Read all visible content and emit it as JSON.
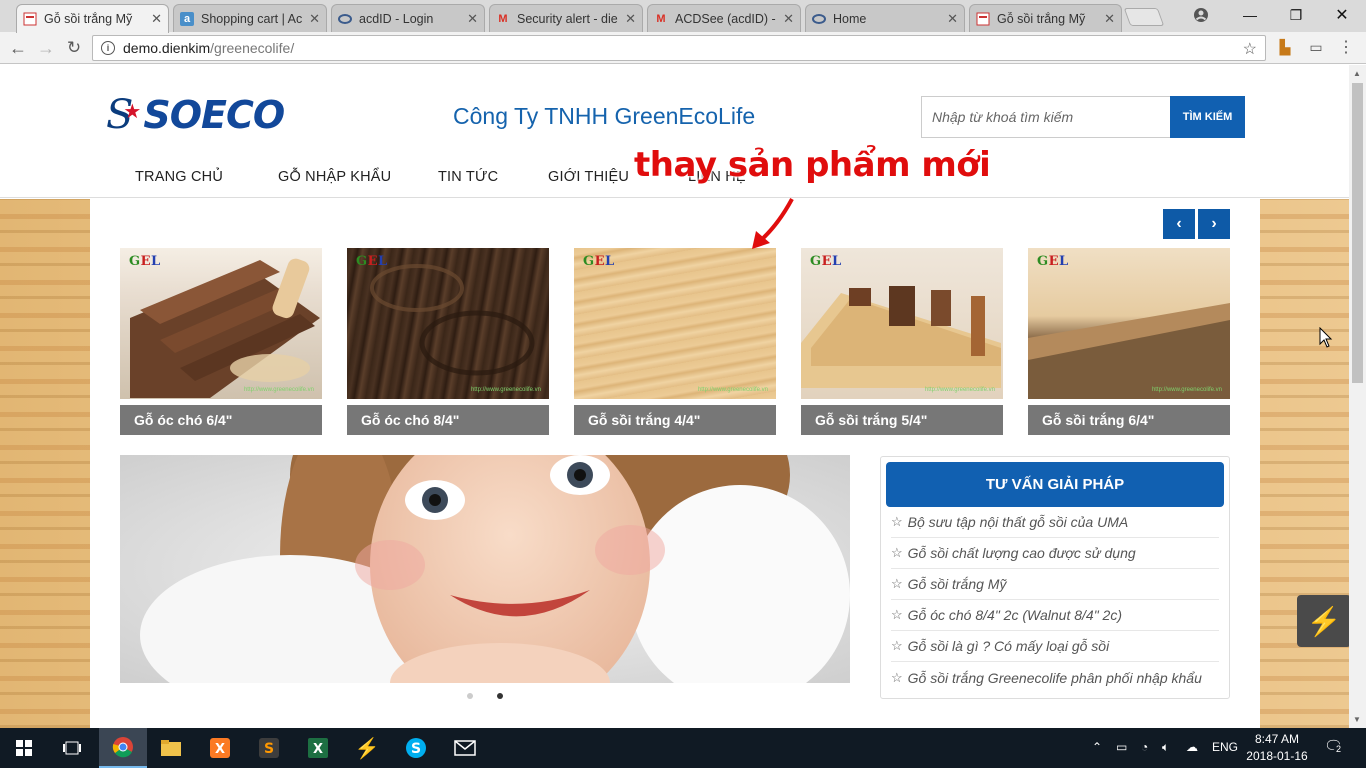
{
  "tabs": [
    {
      "title": "Gỗ sồi trắng Mỹ",
      "favicon": "site-favicon"
    },
    {
      "title": "Shopping cart | Ac",
      "favicon": "a-favicon"
    },
    {
      "title": "acdID - Login",
      "favicon": "acd-favicon"
    },
    {
      "title": "Security alert - die",
      "favicon": "gmail-favicon"
    },
    {
      "title": "ACDSee (acdID) - I",
      "favicon": "gmail-favicon"
    },
    {
      "title": "Home",
      "favicon": "acd-favicon"
    },
    {
      "title": "Gỗ sồi trắng Mỹ",
      "favicon": "site-favicon"
    }
  ],
  "address": {
    "host": "demo.dienkim",
    "path": "/greenecolife/"
  },
  "site": {
    "logo": "SOECO",
    "company": "Công Ty TNHH GreenEcoLife",
    "search_placeholder": "Nhập từ khoá tìm kiếm",
    "search_button": "TÌM KIẾM",
    "nav": [
      "TRANG CHỦ",
      "GỖ NHẬP KHẨU",
      "TIN TỨC",
      "GIỚI THIỆU",
      "LIÊN HỆ"
    ]
  },
  "annotation": "thay sản phẩm mới",
  "products": [
    {
      "name": "Gỗ óc chó 6/4\"",
      "gel": "GEL",
      "watermark": "http://www.greenecolife.vn"
    },
    {
      "name": "Gỗ óc chó 8/4\"",
      "gel": "GEL",
      "watermark": "http://www.greenecolife.vn"
    },
    {
      "name": "Gỗ sồi trắng 4/4\"",
      "gel": "GEL",
      "watermark": "http://www.greenecolife.vn"
    },
    {
      "name": "Gỗ sồi trắng 5/4\"",
      "gel": "GEL",
      "watermark": "http://www.greenecolife.vn"
    },
    {
      "name": "Gỗ sồi trắng 6/4\"",
      "gel": "GEL",
      "watermark": "http://www.greenecolife.vn"
    }
  ],
  "slider": {
    "active_dot": 2,
    "dots": 2
  },
  "sidebar": {
    "title": "TƯ VẤN GIẢI PHÁP",
    "items": [
      "Bộ sưu tập nội thất gỗ sồi của UMA",
      "Gỗ sồi chất lượng cao được sử dụng",
      "Gỗ sồi trắng Mỹ",
      "Gỗ óc chó 8/4\" 2c (Walnut 8/4\" 2c)",
      "Gỗ sồi là gì ? Có mấy loại gỗ sồi",
      "Gỗ sồi trắng Greenecolife phân phối nhập khẩu"
    ]
  },
  "taskbar": {
    "lang": "ENG",
    "time": "8:47 AM",
    "date": "2018-01-16",
    "notifications": "2"
  }
}
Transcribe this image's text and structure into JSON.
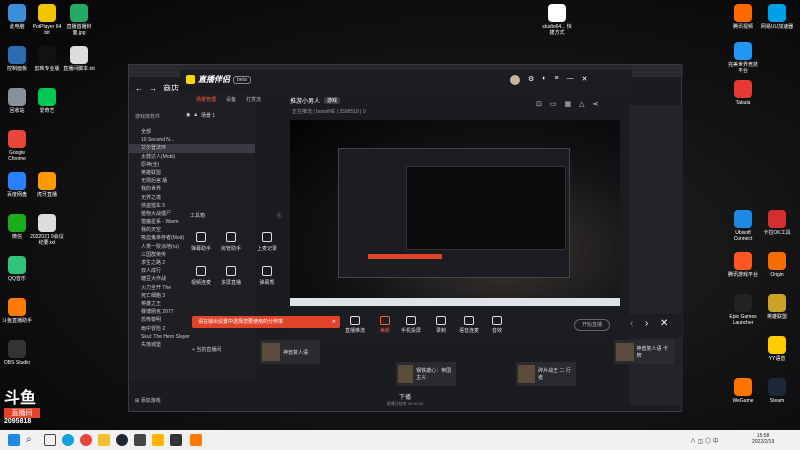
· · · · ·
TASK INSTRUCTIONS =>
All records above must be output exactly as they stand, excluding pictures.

ANSWER SECTION =>
Read all visible content and emit it as JSON.
{
  "tabs": [
    {
      "title": "Gỗ sồi trắng Mỹ",
      "favicon": "site-favicon"
    },
    {
      "title": "Shopping cart | Ac",
      "favicon": "a-favicon"
    },
    {
      "title": "acdID - Login",
      "favicon": "acd-favicon"
    },
    {
      "title": "Security alert - die",
      "favicon": "gmail-favicon"
    },
    {
      "title": "ACDSee (acdID) - I",
      "favicon": "gmail-favicon"
    },
    {
      "title": "Home",
      "favicon": "acd-favicon"
    },
    {
      "title": "Gỗ sồi trắng Mỹ",
      "favicon": "site-favicon"
    }
  ],
  "address": {
    "host": "demo.dienkim",
    "path": "/greenecolife/"
  },
  "site": {
    "logo": "SOECO",
    "company": "Công Ty TNHH GreenEcoLife",
    "search_placeholder": "Nhập từ khoá tìm kiếm",
    "search_button": "TÌM KIẾM",
    "nav": [
      "TRANG CHỦ",
      "GỖ NHẬP KHẨU",
      "TIN TỨC",
      "GIỚI THIỆU",
      "LIÊN HỆ"
    ]
  },
  "annotation": "thay sản phẩm mới",
  "products": [
    {
      "name": "Gỗ óc chó 6/4\"",
      "gel": "GEL",
      "watermark": "http://www.greenecolife.vn"
    },
    {
      "name": "Gỗ óc chó 8/4\"",
      "gel": "GEL",
      "watermark": "http://www.greenecolife.vn"
    },
    {
      "name": "Gỗ sồi trắng 4/4\"",
      "gel": "GEL",
      "watermark": "http://www.greenecolife.vn"
    },
    {
      "name": "Gỗ sồi trắng 5/4\"",
      "gel": "GEL",
      "watermark": "http://www.greenecolife.vn"
    },
    {
      "name": "Gỗ sồi trắng 6/4\"",
      "gel": "GEL",
      "watermark": "http://www.greenecolife.vn"
    }
  ],
  "slider": {
    "active_dot": 2,
    "dots": 2
  },
  "sidebar": {
    "title": "TƯ VẤN GIẢI PHÁP",
    "items": [
      "Bộ sưu tập nội thất gỗ sồi của UMA",
      "Gỗ sồi chất lượng cao được sử dụng",
      "Gỗ sồi trắng Mỹ",
      "Gỗ óc chó 8/4\" 2c (Walnut 8/4\" 2c)",
      "Gỗ sồi là gì ? Có mấy loại gỗ sồi",
      "Gỗ sồi trắng Greenecolife phân phối nhập khẩu"
    ]
  },
  "taskbar": {
    "lang": "ENG",
    "time": "8:47 AM",
    "date": "2018-01-16",
    "notifications": "2"
  }
}
Transcribe this image's text and structure into JSON.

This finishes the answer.